Album Review: Anti-Flag – 'American Reckoning'


Political punks Anti-Flag strip everything down in their new album, American Reckoning.

Anti-Flag have released a collection of acoustic versions of songs released from their previous two releases, American Spring and American Fall, as well as a few interesting covers.

The stripped back acoustic recordings to the original songs bring more focus to the lyrics and create a much more raw, intense and punk rock experience to the listener. A modern pop punk take on the political folk music of Woody Guthrie or early Bob Dylan perhaps. This is clear with the stand out track ‘Brandenburg Gate’. The original recording on American Spring is brilliant, but this new version is so raw, packed with heart-on-sleeve emotion. ‘The Debate Is Over’ is a strong opener with a more direct attack than the electric version; ‘Set Yourself on Fire’ accentuates the lyrics (‘Those days reckless, earnest, angry and naïve/So much has changed, but so much stays the same’); and  ‘When the World Falls’ is an interesting listen without the ska beat of the original. Covers include ‘Gimmie Some Truth’, which Anti-Flag has punked up with more fuck you than John Lennon did.

There is one concern, however. As American Reckoning is a collection of acoustic versions of previously released material and covers, there is an impression this may be a stop-gap release for the band, much like Guns N’ Roses GNR Lies. Therefore, American Reckoning is an album for die hard Anti-Flag fans, as more casual listeners may prefer the original recordings. But for the music fans out there who appreciate stripped back, no frills political songs, it’s worth a listen.

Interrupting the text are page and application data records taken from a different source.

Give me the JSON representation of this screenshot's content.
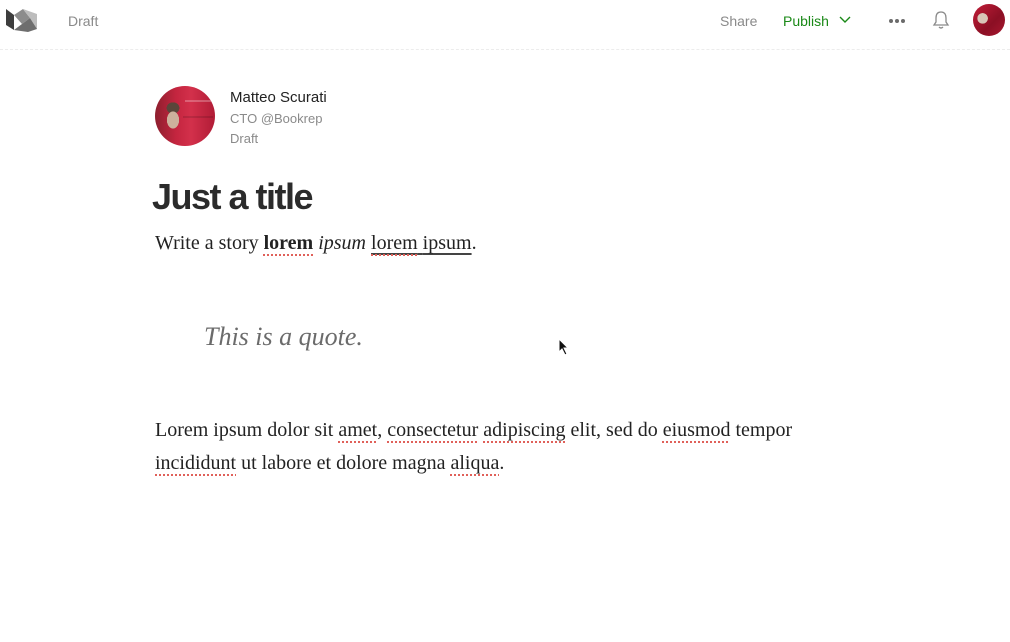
{
  "header": {
    "logo_icon": "medium-logo-icon",
    "status": "Draft",
    "share_label": "Share",
    "publish_label": "Publish",
    "publish_icon": "chevron-down-icon",
    "more_icon": "more-dots-icon",
    "notifications_icon": "bell-icon",
    "avatar": "user-avatar",
    "colors": {
      "accent": "#1a8917",
      "muted": "#8a8a8a"
    }
  },
  "author": {
    "name": "Matteo Scurati",
    "bio": "CTO @Bookrep",
    "status": "Draft"
  },
  "article": {
    "title": "Just a title",
    "story": {
      "w1": "Write a story",
      "bold": "lorem",
      "italic": "ipsum",
      "link_a": "lorem",
      "link_b": "ipsum",
      "end": "."
    },
    "quote": "This is a quote.",
    "paragraph": {
      "p1": "Lorem ipsum dolor sit",
      "s1": "amet",
      "p2": ",",
      "s2": "consectetur",
      "s3": "adipiscing",
      "p3": "elit, sed do",
      "s4": "eiusmod",
      "p4": "tempor",
      "s5": "incididunt",
      "p5": "ut labore et dolore magna",
      "s6": "aliqua",
      "p6": "."
    }
  }
}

Words by Matthew Brocklehurst

Anti-Flag’s album ‘American Reckoning’ is out the 28th September via Spinefarm Records